He ran his final race in 1992, when he was 84. In 1993, the statue "Young at Heart" was dedicated in Mr. Kelley's honor along the marathon route. He had served as grand marshal of the Boston Marathon since 1995.
Andres Nazario Sargen
Cuban Exile Leader
Andres Nazario Sargen, 88, who helped lead the paramilitary group Alpha 66 in an effort to overthrow Cuban President Fidel Castro, died Oct. 6 of colon cancer at his home in Miami.
During the dictatorship of Fulgencio Batista, Mr. Nazario, who was born in the town of Zaza del Medio in central Cuba, worked with guerrillas operating independent of Castro's rebel movement. When Castro came to power Jan. 1, 1959, Mr. Nazario and other guerrilla leaders faced execution.
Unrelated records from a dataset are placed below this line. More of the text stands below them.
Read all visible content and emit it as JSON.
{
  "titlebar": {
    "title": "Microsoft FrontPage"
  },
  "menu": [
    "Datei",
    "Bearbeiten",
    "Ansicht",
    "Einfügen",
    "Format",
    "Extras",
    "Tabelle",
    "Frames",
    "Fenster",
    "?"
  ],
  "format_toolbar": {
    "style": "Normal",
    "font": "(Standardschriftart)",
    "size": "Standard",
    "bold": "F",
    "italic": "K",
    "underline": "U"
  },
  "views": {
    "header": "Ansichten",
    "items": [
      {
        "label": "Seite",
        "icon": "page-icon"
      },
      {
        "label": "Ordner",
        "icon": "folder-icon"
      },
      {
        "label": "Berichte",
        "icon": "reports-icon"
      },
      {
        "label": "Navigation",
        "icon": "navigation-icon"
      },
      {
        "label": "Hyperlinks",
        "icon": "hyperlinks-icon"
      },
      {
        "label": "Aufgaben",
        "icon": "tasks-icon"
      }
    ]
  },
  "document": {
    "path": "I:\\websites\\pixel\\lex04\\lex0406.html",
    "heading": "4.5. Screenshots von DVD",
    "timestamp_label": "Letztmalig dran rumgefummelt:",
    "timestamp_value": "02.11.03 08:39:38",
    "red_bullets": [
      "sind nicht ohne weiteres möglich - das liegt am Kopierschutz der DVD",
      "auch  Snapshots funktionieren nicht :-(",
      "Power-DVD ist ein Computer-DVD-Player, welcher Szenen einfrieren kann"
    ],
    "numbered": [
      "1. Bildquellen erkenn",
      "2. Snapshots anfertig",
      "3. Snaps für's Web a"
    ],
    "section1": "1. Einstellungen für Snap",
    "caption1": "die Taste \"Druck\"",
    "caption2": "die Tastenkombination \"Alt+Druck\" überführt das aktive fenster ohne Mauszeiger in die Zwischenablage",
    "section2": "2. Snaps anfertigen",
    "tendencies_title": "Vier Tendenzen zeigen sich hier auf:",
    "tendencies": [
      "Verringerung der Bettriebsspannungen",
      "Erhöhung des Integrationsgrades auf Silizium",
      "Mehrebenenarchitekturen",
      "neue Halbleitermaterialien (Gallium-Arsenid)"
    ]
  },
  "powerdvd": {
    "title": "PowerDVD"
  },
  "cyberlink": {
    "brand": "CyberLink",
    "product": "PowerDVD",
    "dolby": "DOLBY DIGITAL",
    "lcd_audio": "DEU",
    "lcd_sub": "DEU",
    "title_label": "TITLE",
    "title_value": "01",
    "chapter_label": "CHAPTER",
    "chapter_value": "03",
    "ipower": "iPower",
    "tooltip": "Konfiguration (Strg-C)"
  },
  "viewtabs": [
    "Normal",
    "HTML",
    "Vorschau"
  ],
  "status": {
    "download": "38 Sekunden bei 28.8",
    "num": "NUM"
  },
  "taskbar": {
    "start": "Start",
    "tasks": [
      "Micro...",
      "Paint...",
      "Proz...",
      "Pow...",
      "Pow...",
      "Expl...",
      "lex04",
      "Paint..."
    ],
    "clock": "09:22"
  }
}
He left for Miami in 1961 and joined other Cuban exiles to form Alpha 66 -- named for its 66 original members. It is the oldest anti-Castro group in Miami and claims to have staged clandestine operations in Cuba to overthrow Castro.
TV Writer and Actress
Hildy Parks, 87, who for two decades wrote the Tony Award telecasts produced by her husband, Alexander Cohen, died Oct. 7 of complications from a stroke at the Actors' Fund Home in Englewood, N.J.
Besides the Tonys, Ms. Parks's other television writing and producing credits include two Emmy Awards telecasts, and such specials as "Placido Domingo: Steppin' Out With the Ladies," "Night of 100 Stars," "Night of 100 Stars II," "Parade of Stars" and "Night of 100 Stars III."
Ms. Parks, who was born in Washington, went to New York to become an actress and made her Broadway debut in 1947 in "Bathsheba." She appeared on many television shows in the 1950s, including "Philco Playhouse" and "Studio One," and had a long-running role on the soap opera "Love of Life."